### [How to complete this task]
An exact copy of every entry is needed, with the images left out.

### [Interface dataset entries]
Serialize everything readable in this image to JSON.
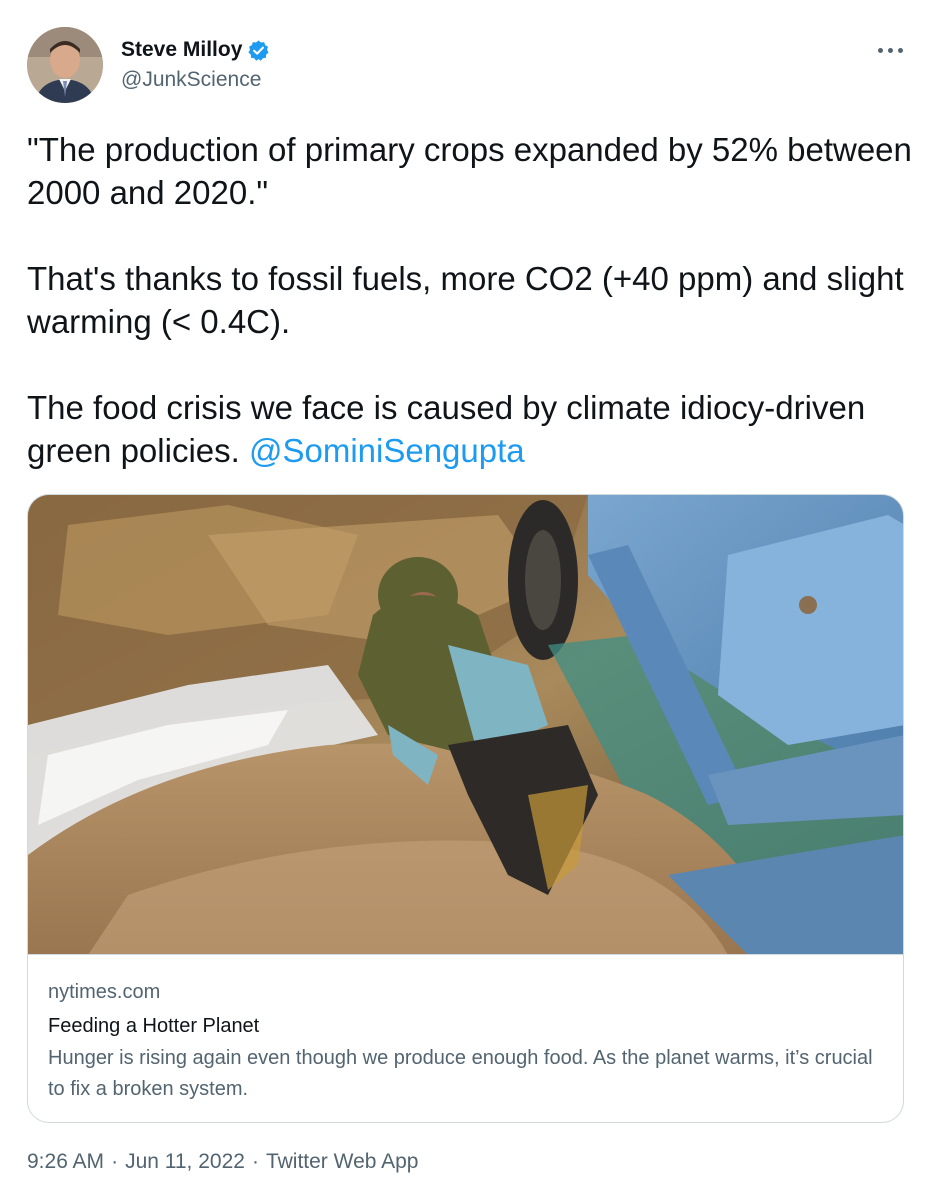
{
  "author": {
    "display_name": "Steve Milloy",
    "handle": "@JunkScience",
    "verified": true,
    "verified_color": "#1d9bf0"
  },
  "tweet": {
    "paragraphs": [
      "\"The production of primary crops expanded by 52% between 2000 and 2020.\"",
      "That's thanks to fossil fuels, more CO2 (+40 ppm) and slight warming (< 0.4C).",
      "The food crisis we face is caused by climate idiocy-driven green policies. "
    ],
    "mention": "@SominiSengupta"
  },
  "card": {
    "domain": "nytimes.com",
    "title": "Feeding a Hotter Planet",
    "description": "Hunger is rising again even though we produce enough food. As the planet warms, it’s crucial to fix a broken system."
  },
  "footer": {
    "time": "9:26 AM",
    "separator": "·",
    "date": "Jun 11, 2022",
    "source": "Twitter Web App"
  },
  "icons": {
    "more": "more-horizontal-icon",
    "verified": "verified-badge-icon"
  },
  "colors": {
    "text": "#0f1419",
    "secondary": "#536471",
    "link": "#1d9bf0",
    "border": "#cfd9de"
  }
}
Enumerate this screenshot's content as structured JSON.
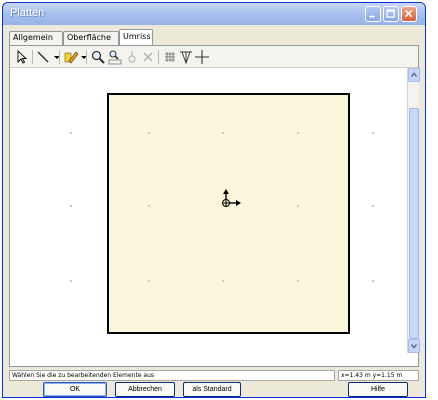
{
  "window": {
    "title": "Platten",
    "minimize_icon": "minimize-icon",
    "maximize_icon": "maximize-icon",
    "close_icon": "close-icon"
  },
  "tabs": [
    {
      "label": "Allgemein"
    },
    {
      "label": "Oberfläche"
    },
    {
      "label": "Umriss",
      "selected": true
    }
  ],
  "toolbar": {
    "tools": [
      {
        "icon": "pointer-arrow-icon"
      },
      {
        "icon": "line-tool-icon"
      },
      {
        "icon": "pencil-tool-icon"
      },
      {
        "icon": "zoom-icon"
      },
      {
        "icon": "zoom-all-icon"
      },
      {
        "icon": "move-point-icon"
      },
      {
        "icon": "delete-icon"
      },
      {
        "icon": "grid-icon"
      },
      {
        "icon": "snap-icon"
      },
      {
        "icon": "crosshair-icon"
      }
    ]
  },
  "status": {
    "message": "Wählen Sie die zu bearbeitenden Elemente aus",
    "coords": "x=1.43 m  y=1.15 m"
  },
  "buttons": {
    "ok": "OK",
    "cancel": "Abbrechen",
    "standard": "als Standard",
    "help": "Hilfe"
  }
}
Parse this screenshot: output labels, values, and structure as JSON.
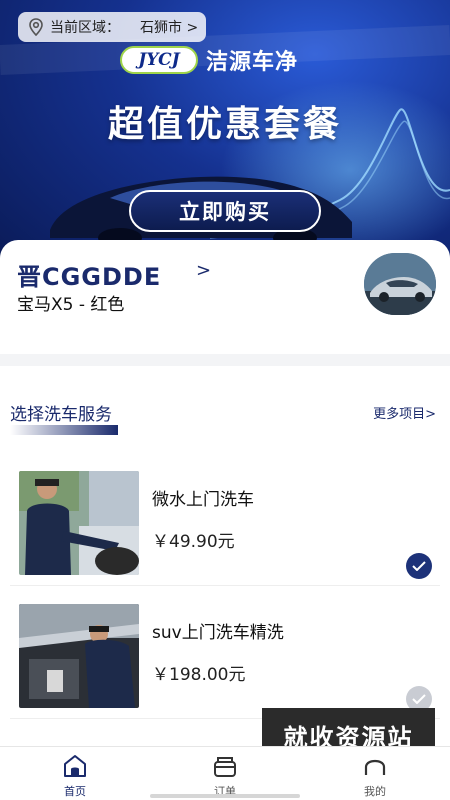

### [Response to this task]
Serialize everything readable in this image to JSON.
{
  "author": {
    "display_name": "Steve Milloy",
    "handle": "@JunkScience",
    "verified": true,
    "verified_color": "#1d9bf0"
  },
  "tweet": {
    "paragraphs": [
      "\"The production of primary crops expanded by 52% between 2000 and 2020.\"",
      "That's thanks to fossil fuels, more CO2 (+40 ppm) and slight warming (< 0.4C).",
      "The food crisis we face is caused by climate idiocy-driven green policies. "
    ],
    "mention": "@SominiSengupta"
  },
  "card": {
    "domain": "nytimes.com",
    "title": "Feeding a Hotter Planet",
    "description": "Hunger is rising again even though we produce enough food. As the planet warms, it’s crucial to fix a broken system."
  },
  "footer": {
    "time": "9:26 AM",
    "separator": "·",
    "date": "Jun 11, 2022",
    "source": "Twitter Web App"
  },
  "icons": {
    "more": "more-horizontal-icon",
    "verified": "verified-badge-icon"
  },
  "colors": {
    "text": "#0f1419",
    "secondary": "#536471",
    "link": "#1d9bf0",
    "border": "#cfd9de"
  }
}
Enumerate this screenshot's content as structured JSON.
{
  "window": {
    "title": "Platten",
    "minimize_icon": "minimize-icon",
    "maximize_icon": "maximize-icon",
    "close_icon": "close-icon"
  },
  "tabs": [
    {
      "label": "Allgemein"
    },
    {
      "label": "Oberfläche"
    },
    {
      "label": "Umriss",
      "selected": true
    }
  ],
  "toolbar": {
    "tools": [
      {
        "icon": "pointer-arrow-icon"
      },
      {
        "icon": "line-tool-icon"
      },
      {
        "icon": "pencil-tool-icon"
      },
      {
        "icon": "zoom-icon"
      },
      {
        "icon": "zoom-all-icon"
      },
      {
        "icon": "move-point-icon"
      },
      {
        "icon": "delete-icon"
      },
      {
        "icon": "grid-icon"
      },
      {
        "icon": "snap-icon"
      },
      {
        "icon": "crosshair-icon"
      }
    ]
  },
  "status": {
    "message": "Wählen Sie die zu bearbeitenden Elemente aus",
    "coords": "x=1.43 m  y=1.15 m"
  },
  "buttons": {
    "ok": "OK",
    "cancel": "Abbrechen",
    "standard": "als Standard",
    "help": "Hilfe"
  }
}
Parse this screenshot: output labels, values, and structure as JSON.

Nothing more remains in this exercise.